CASUS Institute Seminar, Thomas Heine, CASUS Visiting Professor, School of Science, TU Dresden, Germany

Abstract of the talk// It is generally accepted that carbon is the most versatile element of the periodic table, and it offers a plethora of compounds ranging from biology to materials science. While the list of fascinating properties carbon materials offer is long, they are not yet famous for magnetism.

Indeed, most carbon materials are diamagnetic. Defects, dopants and dangling bonds can introduce paramagnetic centers without the potential to generate magnetic ordering. Recently reported magic-angle twisted bilayer graphene may become ferromagnetic due to a half-filled flat band at the fermi level and spin-orbit coupling [1]. A spectacular early report on magnetic carbon in pressurized fullerenes [2] was found to be caused by defects and the paper has been retracted five years later.

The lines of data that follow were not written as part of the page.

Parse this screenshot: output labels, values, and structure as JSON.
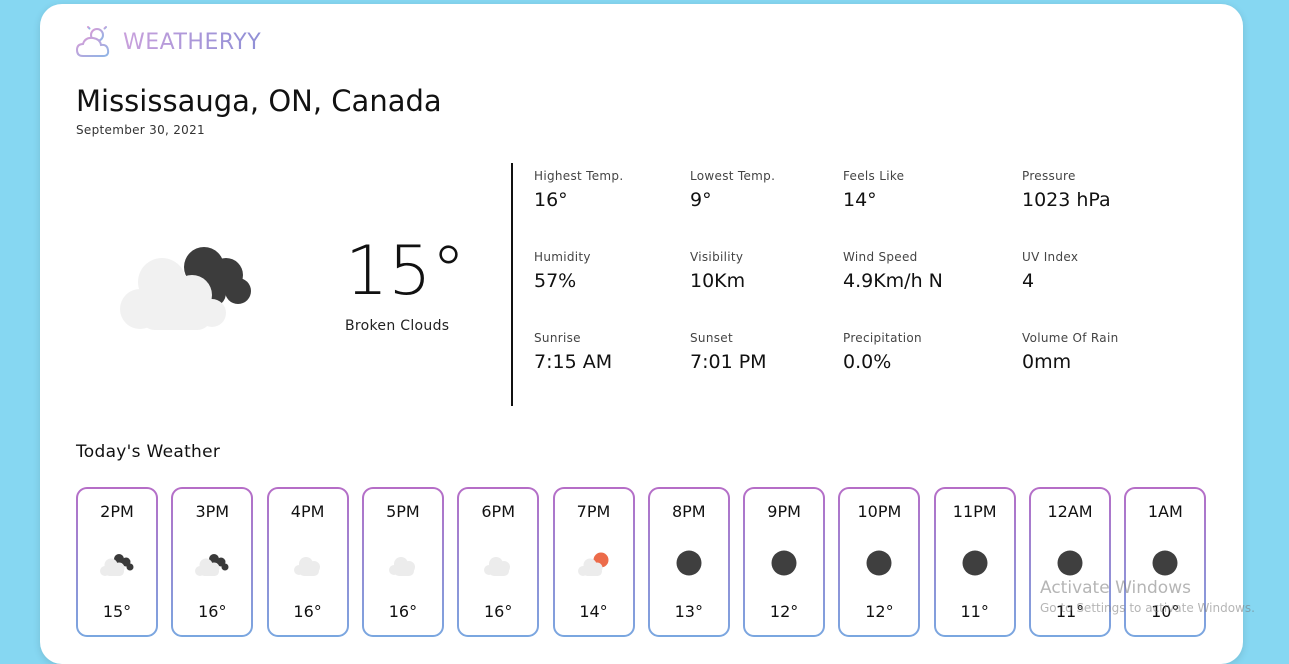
{
  "app": {
    "brand": "WEATHERYY"
  },
  "location": "Mississauga, ON, Canada",
  "date": "September 30, 2021",
  "current": {
    "temp": "15°",
    "condition": "Broken Clouds",
    "icon": "broken-clouds-icon"
  },
  "stats": [
    {
      "label": "Highest Temp.",
      "value": "16°"
    },
    {
      "label": "Lowest Temp.",
      "value": "9°"
    },
    {
      "label": "Feels Like",
      "value": "14°"
    },
    {
      "label": "Pressure",
      "value": "1023 hPa"
    },
    {
      "label": "Humidity",
      "value": "57%"
    },
    {
      "label": "Visibility",
      "value": "10Km"
    },
    {
      "label": "Wind Speed",
      "value": "4.9Km/h N"
    },
    {
      "label": "UV Index",
      "value": "4"
    },
    {
      "label": "Sunrise",
      "value": "7:15 AM"
    },
    {
      "label": "Sunset",
      "value": "7:01 PM"
    },
    {
      "label": "Precipitation",
      "value": "0.0%"
    },
    {
      "label": "Volume Of Rain",
      "value": "0mm"
    }
  ],
  "today": {
    "title": "Today's Weather",
    "hours": [
      {
        "time": "2PM",
        "temp": "15°",
        "icon": "broken-clouds-icon"
      },
      {
        "time": "3PM",
        "temp": "16°",
        "icon": "broken-clouds-icon"
      },
      {
        "time": "4PM",
        "temp": "16°",
        "icon": "cloud-icon"
      },
      {
        "time": "5PM",
        "temp": "16°",
        "icon": "cloud-icon"
      },
      {
        "time": "6PM",
        "temp": "16°",
        "icon": "cloud-icon"
      },
      {
        "time": "7PM",
        "temp": "14°",
        "icon": "sunset-cloud-icon"
      },
      {
        "time": "8PM",
        "temp": "13°",
        "icon": "night-icon"
      },
      {
        "time": "9PM",
        "temp": "12°",
        "icon": "night-icon"
      },
      {
        "time": "10PM",
        "temp": "12°",
        "icon": "night-icon"
      },
      {
        "time": "11PM",
        "temp": "11°",
        "icon": "night-icon"
      },
      {
        "time": "12AM",
        "temp": "11°",
        "icon": "night-icon"
      },
      {
        "time": "1AM",
        "temp": "10°",
        "icon": "night-icon"
      }
    ]
  },
  "watermark": {
    "title": "Activate Windows",
    "subtitle": "Go to Settings to activate Windows."
  },
  "colors": {
    "background": "#86d7f2",
    "brand_start": "#c9a0dc",
    "brand_end": "#8f8fd6",
    "card_border_top": "#b66dc7",
    "card_border_bottom": "#7aa7e0"
  }
}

Thomas and his team propose an alternative concept to generate carbon materials with strongly coupled magnetic centers. Their materials are based on molecular triangulene and its derivatives, aromatic molecules intrinsically carrying one or two unpaired electrons. Using covalent linkages that preserve electron conjugation, they construct two-dimensional polymers with honeycomb-kagome lattice. The magnetic coupling between the monomers is facilitated by the linker groups. This has been examined in detail for the dimers [3]. When extending this concept to 2D polymers, the researchers predict magnetic carbon materials with intriguing electronic structure that includes Stoner ferromagnetism with Weyl points at the Fermi level, and Mott-Hubbard insulator antiferromagnetism, which would be the first metal-free ferro- and antiferromagnetic materials with strong magnetic coupling with a Curie/Néel temperature above 250 K [4].

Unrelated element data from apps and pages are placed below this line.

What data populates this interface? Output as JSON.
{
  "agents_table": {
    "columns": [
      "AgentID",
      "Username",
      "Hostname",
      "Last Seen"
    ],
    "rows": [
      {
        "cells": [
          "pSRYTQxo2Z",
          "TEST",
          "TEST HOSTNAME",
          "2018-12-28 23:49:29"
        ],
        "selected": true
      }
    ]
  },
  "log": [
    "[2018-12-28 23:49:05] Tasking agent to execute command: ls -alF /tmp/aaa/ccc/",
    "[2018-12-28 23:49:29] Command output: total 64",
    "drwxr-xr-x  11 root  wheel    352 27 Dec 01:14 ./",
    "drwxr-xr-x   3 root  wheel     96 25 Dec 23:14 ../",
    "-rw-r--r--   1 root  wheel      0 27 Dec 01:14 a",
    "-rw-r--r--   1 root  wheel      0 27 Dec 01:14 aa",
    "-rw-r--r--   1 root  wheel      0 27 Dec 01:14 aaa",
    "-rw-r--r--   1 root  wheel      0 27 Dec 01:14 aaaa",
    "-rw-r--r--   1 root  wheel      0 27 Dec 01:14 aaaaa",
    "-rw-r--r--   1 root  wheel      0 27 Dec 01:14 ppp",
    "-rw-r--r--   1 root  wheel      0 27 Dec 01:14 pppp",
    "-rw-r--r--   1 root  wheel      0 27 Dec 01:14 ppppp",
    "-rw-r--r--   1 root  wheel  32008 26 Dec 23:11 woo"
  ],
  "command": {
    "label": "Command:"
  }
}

[1] A. A. Sharpe E. J. Fox, A. W. Barnard, J. Finney, K. Watanabe, T. Taniguchi, M. A. Kastner, D. Goldhaber-Gordon, ACS Nano 21, 4299 (2021).
[2] T. L. Makarova, B. Sundqvist, R. Höhne, P. Esquinazi, Y. Kopelevich, P. Scharff, V. A. Davydov, L. S. Kashevarova, A. V. Rakhmanina, Nature 413, 716, (2001) (retracted).
[3] H. Yu, T. Heine, J. Am. Chem. Soc. 145, 19303 (2023).
[4] H. Yu, T. Heine, submitted, arxiv: 2311.09026

Thomas Heine will be talking live in Görlitz. However, as the event is organized in a hybrid format that includes a videoconferencing tool by Zoom Inc., people interested in the topic have the chance to also join the talk remotely. Please ask for the videoconferencing details via